== Your goal ==
Each line of the records that holds "more" should be shown in full.

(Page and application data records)
>>>>>

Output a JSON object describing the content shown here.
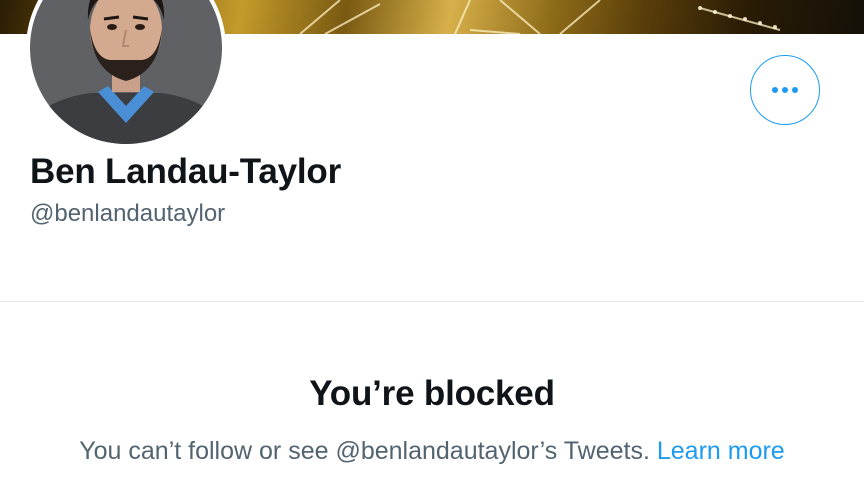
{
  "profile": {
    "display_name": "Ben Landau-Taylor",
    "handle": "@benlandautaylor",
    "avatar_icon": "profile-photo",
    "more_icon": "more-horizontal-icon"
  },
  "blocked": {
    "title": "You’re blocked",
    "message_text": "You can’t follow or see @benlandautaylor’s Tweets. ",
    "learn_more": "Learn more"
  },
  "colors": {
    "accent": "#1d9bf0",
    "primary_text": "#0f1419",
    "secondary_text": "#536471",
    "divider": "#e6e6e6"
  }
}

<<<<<
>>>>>

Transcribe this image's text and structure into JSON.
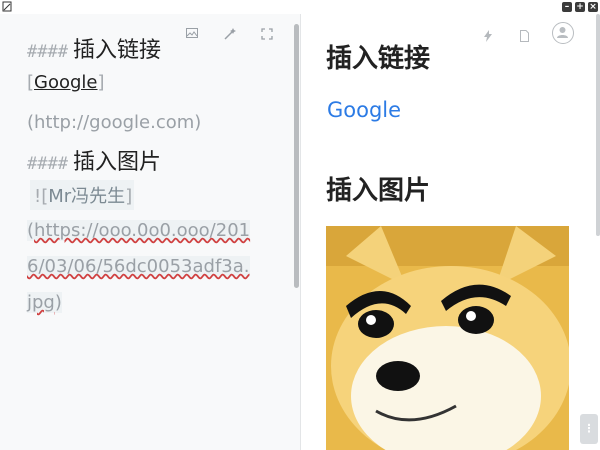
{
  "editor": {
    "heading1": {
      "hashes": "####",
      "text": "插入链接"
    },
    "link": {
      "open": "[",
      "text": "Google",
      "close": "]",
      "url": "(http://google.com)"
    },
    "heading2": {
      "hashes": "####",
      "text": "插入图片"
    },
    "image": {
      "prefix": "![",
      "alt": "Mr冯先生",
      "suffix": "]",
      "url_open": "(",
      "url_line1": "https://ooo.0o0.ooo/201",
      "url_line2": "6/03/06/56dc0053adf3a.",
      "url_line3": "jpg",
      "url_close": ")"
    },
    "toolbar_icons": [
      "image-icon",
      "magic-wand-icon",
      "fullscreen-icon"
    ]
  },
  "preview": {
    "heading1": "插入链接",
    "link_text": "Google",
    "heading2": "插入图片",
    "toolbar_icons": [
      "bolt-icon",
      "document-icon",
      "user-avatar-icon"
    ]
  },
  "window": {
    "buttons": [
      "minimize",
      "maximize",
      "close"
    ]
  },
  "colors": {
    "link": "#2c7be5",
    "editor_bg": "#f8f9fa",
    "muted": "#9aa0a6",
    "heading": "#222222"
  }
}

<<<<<

== Reply ==
    "more_icon": "more-horizontal-icon"
    "learn_more": "Learn more"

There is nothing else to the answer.